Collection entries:
....

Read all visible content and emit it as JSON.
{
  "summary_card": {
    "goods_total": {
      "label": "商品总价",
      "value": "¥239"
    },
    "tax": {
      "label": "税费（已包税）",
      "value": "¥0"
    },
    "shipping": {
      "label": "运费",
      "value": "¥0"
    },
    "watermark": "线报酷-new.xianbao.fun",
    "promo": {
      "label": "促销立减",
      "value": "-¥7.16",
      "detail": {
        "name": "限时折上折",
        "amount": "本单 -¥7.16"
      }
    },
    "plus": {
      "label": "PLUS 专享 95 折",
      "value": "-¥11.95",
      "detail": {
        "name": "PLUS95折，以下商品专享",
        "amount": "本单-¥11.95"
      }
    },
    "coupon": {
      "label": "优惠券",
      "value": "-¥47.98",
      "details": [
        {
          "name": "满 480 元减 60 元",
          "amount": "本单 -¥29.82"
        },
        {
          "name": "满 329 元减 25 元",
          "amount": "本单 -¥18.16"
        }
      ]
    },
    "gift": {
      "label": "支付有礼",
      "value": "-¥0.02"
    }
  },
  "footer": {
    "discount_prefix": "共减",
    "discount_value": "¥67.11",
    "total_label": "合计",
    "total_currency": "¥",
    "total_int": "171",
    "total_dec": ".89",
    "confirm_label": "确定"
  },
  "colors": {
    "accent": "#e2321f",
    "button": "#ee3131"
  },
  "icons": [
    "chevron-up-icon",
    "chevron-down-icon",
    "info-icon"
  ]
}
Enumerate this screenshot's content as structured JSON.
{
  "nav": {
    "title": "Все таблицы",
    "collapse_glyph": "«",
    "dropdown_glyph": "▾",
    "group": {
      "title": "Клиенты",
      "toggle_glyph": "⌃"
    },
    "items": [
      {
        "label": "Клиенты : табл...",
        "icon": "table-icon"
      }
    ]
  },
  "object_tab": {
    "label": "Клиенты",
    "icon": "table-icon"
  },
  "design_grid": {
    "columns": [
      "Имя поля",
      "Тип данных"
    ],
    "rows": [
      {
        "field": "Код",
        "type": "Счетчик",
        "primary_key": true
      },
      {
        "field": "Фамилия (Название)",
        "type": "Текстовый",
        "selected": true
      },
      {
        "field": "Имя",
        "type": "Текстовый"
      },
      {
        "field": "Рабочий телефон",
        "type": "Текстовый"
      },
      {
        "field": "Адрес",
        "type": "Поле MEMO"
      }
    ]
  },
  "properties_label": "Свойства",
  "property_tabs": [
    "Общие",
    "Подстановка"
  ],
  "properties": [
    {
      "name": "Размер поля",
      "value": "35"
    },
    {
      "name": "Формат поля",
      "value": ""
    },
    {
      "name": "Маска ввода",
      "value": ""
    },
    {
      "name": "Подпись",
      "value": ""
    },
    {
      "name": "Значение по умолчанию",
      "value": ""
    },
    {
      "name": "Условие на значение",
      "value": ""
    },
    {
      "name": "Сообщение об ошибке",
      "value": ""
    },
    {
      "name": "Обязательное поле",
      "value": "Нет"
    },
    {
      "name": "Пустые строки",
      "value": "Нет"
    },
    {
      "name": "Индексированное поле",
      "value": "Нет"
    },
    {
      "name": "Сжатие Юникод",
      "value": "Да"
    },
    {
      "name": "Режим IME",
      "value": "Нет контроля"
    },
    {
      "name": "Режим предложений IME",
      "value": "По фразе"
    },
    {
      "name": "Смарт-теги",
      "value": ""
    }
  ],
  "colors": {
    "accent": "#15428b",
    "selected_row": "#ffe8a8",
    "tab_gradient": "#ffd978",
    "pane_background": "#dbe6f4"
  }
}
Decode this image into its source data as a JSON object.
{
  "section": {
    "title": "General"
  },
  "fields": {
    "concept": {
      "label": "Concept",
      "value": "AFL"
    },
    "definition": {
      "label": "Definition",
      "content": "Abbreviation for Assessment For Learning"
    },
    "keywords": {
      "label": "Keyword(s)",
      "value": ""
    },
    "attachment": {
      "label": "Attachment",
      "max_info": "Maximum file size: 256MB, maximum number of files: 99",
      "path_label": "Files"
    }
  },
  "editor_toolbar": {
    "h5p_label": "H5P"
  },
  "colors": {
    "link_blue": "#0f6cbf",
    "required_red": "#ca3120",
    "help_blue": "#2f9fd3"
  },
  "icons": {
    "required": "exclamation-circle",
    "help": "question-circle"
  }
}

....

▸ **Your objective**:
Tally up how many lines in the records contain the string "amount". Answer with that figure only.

▸ **Result of the exercise**:
4